1) Republican “leaders” in the House of “Representatives” giving up, at least temporarily, on their latest attempt to deface and destroy the Arctic wilderness.
2) The good people of Dover, Pennsylvania voting in a new slate of school board candidates who have promised to restore natural causation to the science curriculum – and incidentally restore religion to its rightful position as an outside counter-weight to scientific hubris. (If only Kansas voters were less credulous about arguments that denature and attempt to second-guess Creation!)
3) The impossibility of discerning what is most likely to be true apart from considerations of what appears to be the most beautiful (or, as scientists like to say, elegant). As the New Yorker’s exposé on “intelligent design” points out, “to scientists, a good theory is one that inspires new experiments and provides unexpected insights into familiar phenomena.” Over the past century or more since the general acceptance of Darwin and Wallace’s theory of evolution by natural selection, some of those insights have included the astonishingly beautiful ideas of coevolution, convergent evolution, and cladistics. I.D., by contrast, “has inspired no nontrivial experiments and has provided no surprising insights into biology. As the years pass, intelligent design looks less and less like the science it claimed to be and more and more like an extended exercise in polemics.” And what could be uglier than that?

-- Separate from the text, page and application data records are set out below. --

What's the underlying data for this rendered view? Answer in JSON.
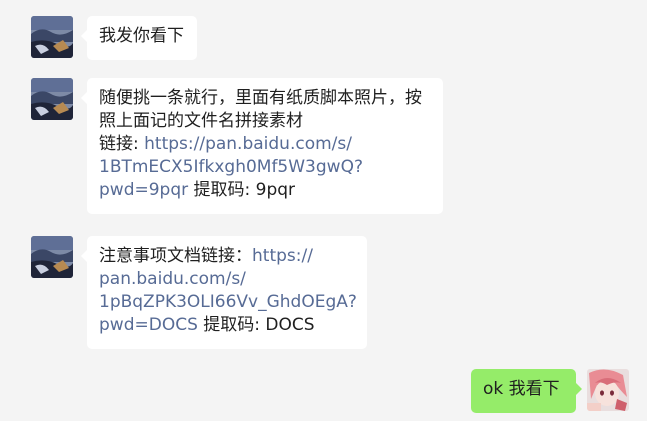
{
  "conversation": {
    "messages": [
      {
        "sender": "other",
        "lines": [
          "我发你看下"
        ]
      },
      {
        "sender": "other",
        "line1": "随便挑一条就行，里面有纸质脚本照片，按",
        "line2": "照上面记的文件名拼接素材",
        "link_prefix": "链接: ",
        "link_line1": "https://pan.baidu.com/s/",
        "link_line2": "1BTmECX5Ifkxgh0Mf5W3gwQ?",
        "link_line3": "pwd=9pqr",
        "code_text": " 提取码: 9pqr"
      },
      {
        "sender": "other",
        "prefix": "注意事项文档链接：",
        "link_line1": "https://",
        "link_line2": "pan.baidu.com/s/",
        "link_line3": "1pBqZPK3OLI66Vv_GhdOEgA?",
        "link_line4": "pwd=DOCS",
        "code_text": " 提取码: DOCS"
      },
      {
        "sender": "self",
        "text": "ok 我看下"
      }
    ]
  },
  "colors": {
    "background": "#f4f4f4",
    "bubble_other": "#ffffff",
    "bubble_self": "#95ec69",
    "link": "#576b95"
  },
  "icons": {
    "other_avatar": "landscape-avatar-icon",
    "self_avatar": "anime-girl-avatar-icon"
  }
}
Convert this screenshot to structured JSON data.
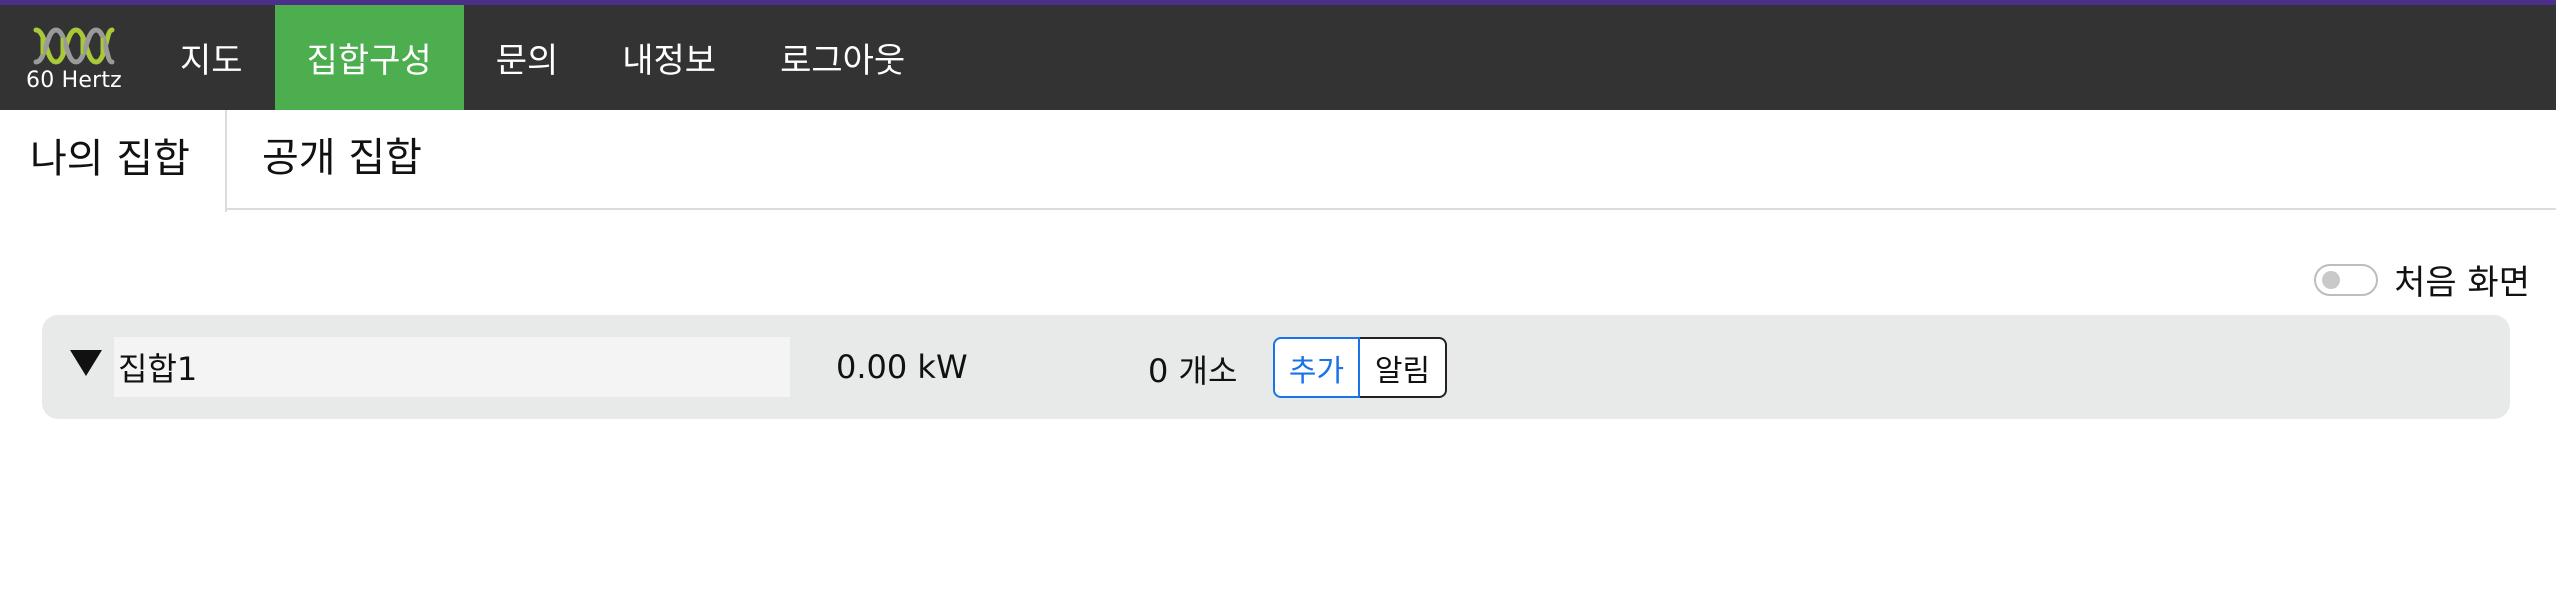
{
  "brand": {
    "logo_text": "60 Hertz",
    "logo_icon": "dna-helix-icon",
    "logo_colors": [
      "#a8c93a",
      "#8a8a8a"
    ]
  },
  "nav": {
    "items": [
      {
        "label": "지도",
        "active": false
      },
      {
        "label": "집합구성",
        "active": true
      },
      {
        "label": "문의",
        "active": false
      },
      {
        "label": "내정보",
        "active": false
      },
      {
        "label": "로그아웃",
        "active": false
      }
    ],
    "bar_color": "#333333",
    "active_color": "#4cae4f",
    "top_accent": "#4b2f8a"
  },
  "tabs": {
    "mine": "나의 집합",
    "public": "공개 집합",
    "selected": "mine"
  },
  "first_screen": {
    "label": "처음 화면",
    "enabled": false
  },
  "group": {
    "name": "집합1",
    "power": "0.00 kW",
    "count": "0 개소",
    "add_label": "추가",
    "alarm_label": "알림",
    "expanded": true
  }
}
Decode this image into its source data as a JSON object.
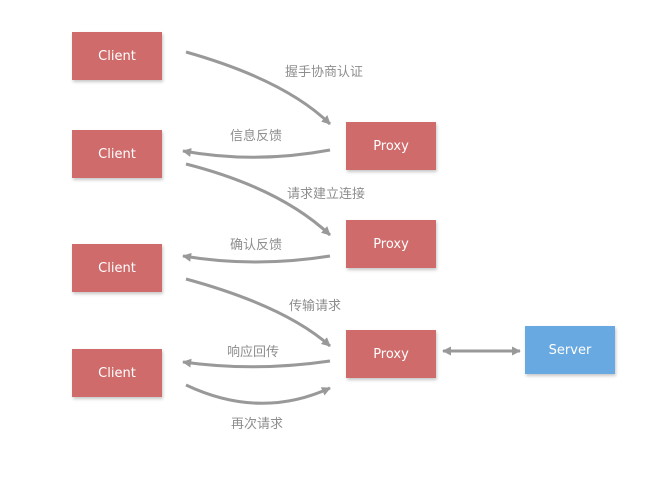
{
  "colors": {
    "client_fill": "#cf6b6b",
    "proxy_fill": "#cf6b6b",
    "server_fill": "#67a9e0",
    "arrow": "#999999",
    "label_text": "#8e8e8e"
  },
  "nodes": {
    "clients": [
      "Client",
      "Client",
      "Client",
      "Client"
    ],
    "proxies": [
      "Proxy",
      "Proxy",
      "Proxy"
    ],
    "server": "Server"
  },
  "edges": [
    {
      "from": "client-1",
      "to": "proxy-1",
      "label": "握手协商认证"
    },
    {
      "from": "proxy-1",
      "to": "client-2",
      "label": "信息反馈"
    },
    {
      "from": "client-2",
      "to": "proxy-2",
      "label": "请求建立连接"
    },
    {
      "from": "proxy-2",
      "to": "client-3",
      "label": "确认反馈"
    },
    {
      "from": "client-3",
      "to": "proxy-3",
      "label": "传输请求"
    },
    {
      "from": "proxy-3",
      "to": "client-4",
      "label": "响应回传"
    },
    {
      "from": "client-4",
      "to": "proxy-3",
      "label": "再次请求"
    },
    {
      "from": "proxy-3",
      "to": "server",
      "label": "",
      "bidirectional": true
    }
  ]
}
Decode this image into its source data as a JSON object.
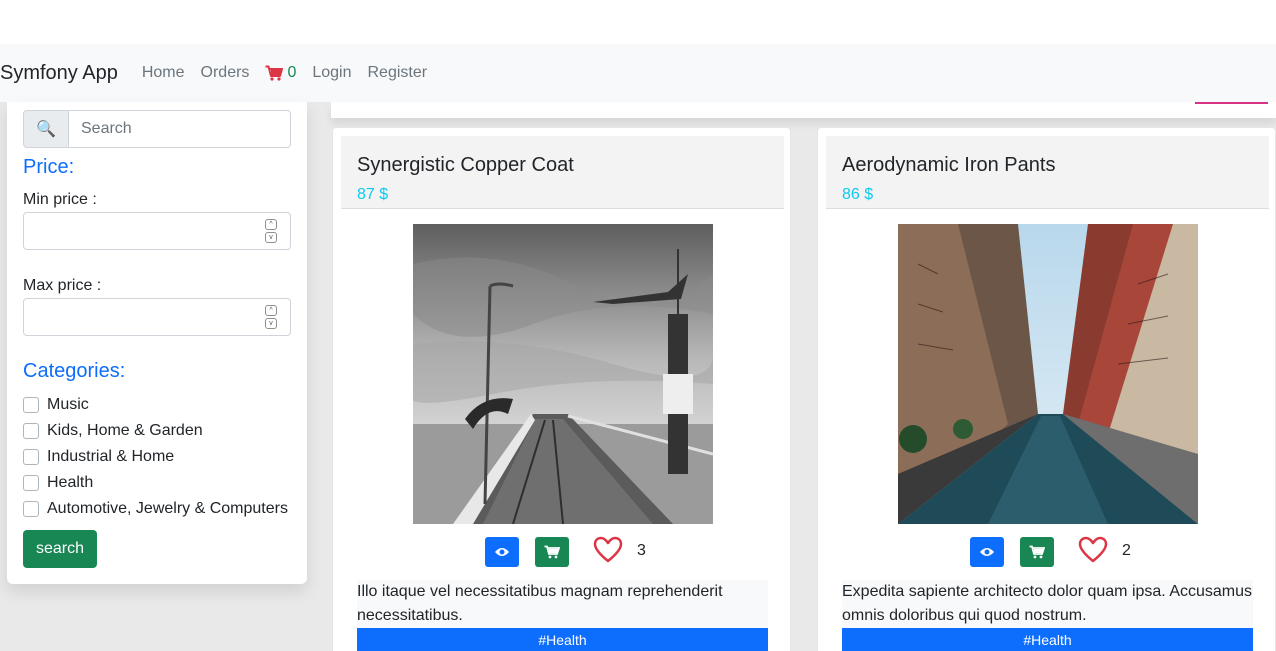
{
  "nav": {
    "brand": "Symfony App",
    "links": [
      "Home",
      "Orders"
    ],
    "cart_count": "0",
    "auth_links": [
      "Login",
      "Register"
    ]
  },
  "sidebar": {
    "search_placeholder": "Search",
    "price_title": "Price:",
    "min_price_label": "Min price :",
    "max_price_label": "Max price :",
    "categories_title": "Categories:",
    "categories": [
      "Music",
      "Kids, Home & Garden",
      "Industrial & Home",
      "Health",
      "Automotive, Jewelry & Computers"
    ],
    "search_button": "search"
  },
  "products": [
    {
      "name": "Synergistic Copper Coat",
      "price": "87 $",
      "likes": "3",
      "description": "Illo itaque vel necessitatibus magnam reprehenderit necessitatibus.",
      "tag": "#Health",
      "image_icon": "pier-photo"
    },
    {
      "name": "Aerodynamic Iron Pants",
      "price": "86 $",
      "likes": "2",
      "description": "Expedita sapiente architecto dolor quam ipsa. Accusamus omnis doloribus qui quod nostrum.",
      "tag": "#Health",
      "image_icon": "city-street-photo"
    }
  ],
  "colors": {
    "primary": "#0d6efd",
    "success": "#198754",
    "info": "#0dcaf0",
    "danger": "#dc3545"
  }
}
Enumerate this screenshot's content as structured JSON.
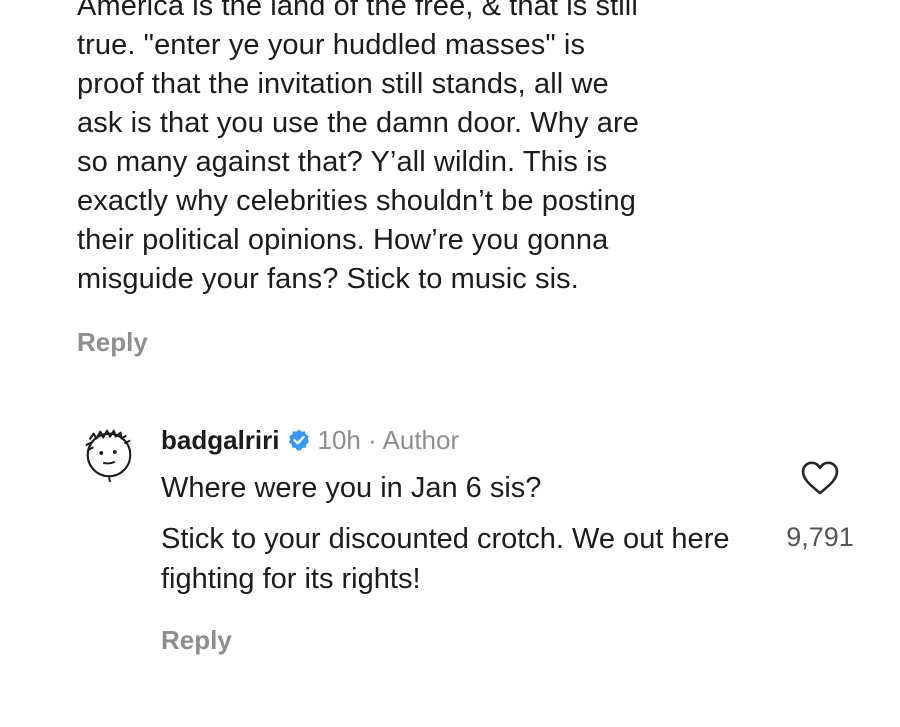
{
  "parent_comment": {
    "text": "America is the land of the free, & that is still\ntrue. \"enter ye your huddled masses\"  is\nproof that the invitation still stands, all we\nask is that you use the damn door. Why are\nso many against that? Y’all wildin. This is\nexactly why celebrities shouldn’t be posting\ntheir political opinions. How’re you gonna\nmisguide your fans? Stick to music sis.",
    "reply_label": "Reply"
  },
  "reply_comment": {
    "username": "badgalriri",
    "verified_icon": "verified-badge-icon",
    "time_author": "10h · Author",
    "line1": "Where were you in Jan 6 sis?",
    "line2": "Stick to your discounted crotch. We out here fighting for its rights!",
    "reply_label": "Reply",
    "like_icon": "heart-icon",
    "like_count": "9,791"
  },
  "colors": {
    "text": "#1c1c1c",
    "muted": "#8e8e8e",
    "verified": "#3897f0"
  }
}
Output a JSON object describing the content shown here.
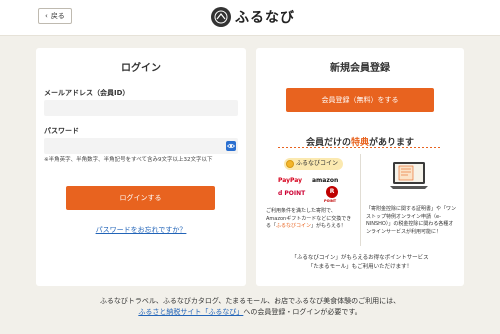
{
  "header": {
    "back_label": "戻る",
    "logo_text": "ふるなび",
    "logo_mark_text": "ふるなび"
  },
  "login": {
    "title": "ログイン",
    "email_label": "メールアドレス（会員ID）",
    "email_value": "",
    "password_label": "パスワード",
    "password_value": "",
    "password_hint": "※半角英字、半角数字、半角記号をすべて含み9文字以上32文字以下",
    "submit_label": "ログインする",
    "forgot_label": "パスワードをお忘れですか？"
  },
  "register": {
    "title": "新規会員登録",
    "button_label": "会員登録（無料）をする",
    "perk_heading_pre": "会員だけの",
    "perk_heading_hl": "特典",
    "perk_heading_post": "があります",
    "coin_badge": "ふるなびコイン",
    "brands": {
      "paypay": "PayPay",
      "amazon": "amazon",
      "rakuten": "R",
      "rakuten_sub": "POINT",
      "dpoint": "d POINT"
    },
    "perk_left_pre": "ご利用条件を満たした寄附で、Amazonギフトカードなどに交換できる「",
    "perk_left_hl": "ふるなびコイン",
    "perk_left_post": "」がもらえる！",
    "perk_right": "「寄附金控除に関する証明書」や「ワンストップ特例オンライン申請（e-NINSHO）」の税金控除に関わる各種オンラインサービスが利用可能に！",
    "footer_line1": "「ふるなびコイン」がもらえるお得なポイントサービス",
    "footer_line2": "「たまるモール」もご利用いただけます！"
  },
  "bottom": {
    "line1": "ふるなびトラベル、ふるなびカタログ、たまるモール、お店でふるなび美食体験のご利用には、",
    "link_text": "ふるさと納税サイト「ふるなび」",
    "line2_post": "への会員登録・ログインが必要です。"
  },
  "colors": {
    "accent": "#e8631f",
    "link": "#2264b8",
    "background": "#f2f0ea"
  }
}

4) The fact that, thanks to evolution, one can think compassionately and synergistically, comprehending the world as numinous Creation – or givenness, as a philosopher might say. One corollary of this is that one can appreciate – and, with luck, communicate – the beauty of scientific theories without fully understanding the complex math, chemistry or physics upon which they are based, thus keeping one’s head from hurting too much.
5) The presence of readers who are co-creators, and writers who co-evolve and sometimes converge – in the blogosphere and beyond.
6) The fact that the beauty- and symmetry-obsessed Navajos, well in advance of J. B. S. Haldane, gave primacy in their creation story to the Air-Spirit People – insects. Long before anything else stirred,
Yellow beetles lived there. Hard beetles lived there. Stone-carrier beetles lived there. Black beetles lived there. Coyote-dung beetles lived there. … Whitefaced beetles made their homes there…
7) The pear tree behind my house, which this year turned a wondrous shade of orange instead of its usual dingy yellow.
With beauty before me, I walk.
With beauty behind me, I walk.
With beauty above me, I walk.
With beauty below me, I walk.
With beauty all around me, I walk.
It is finished in beauty.
It is finished in beauty.
(Navajo chantway refrain)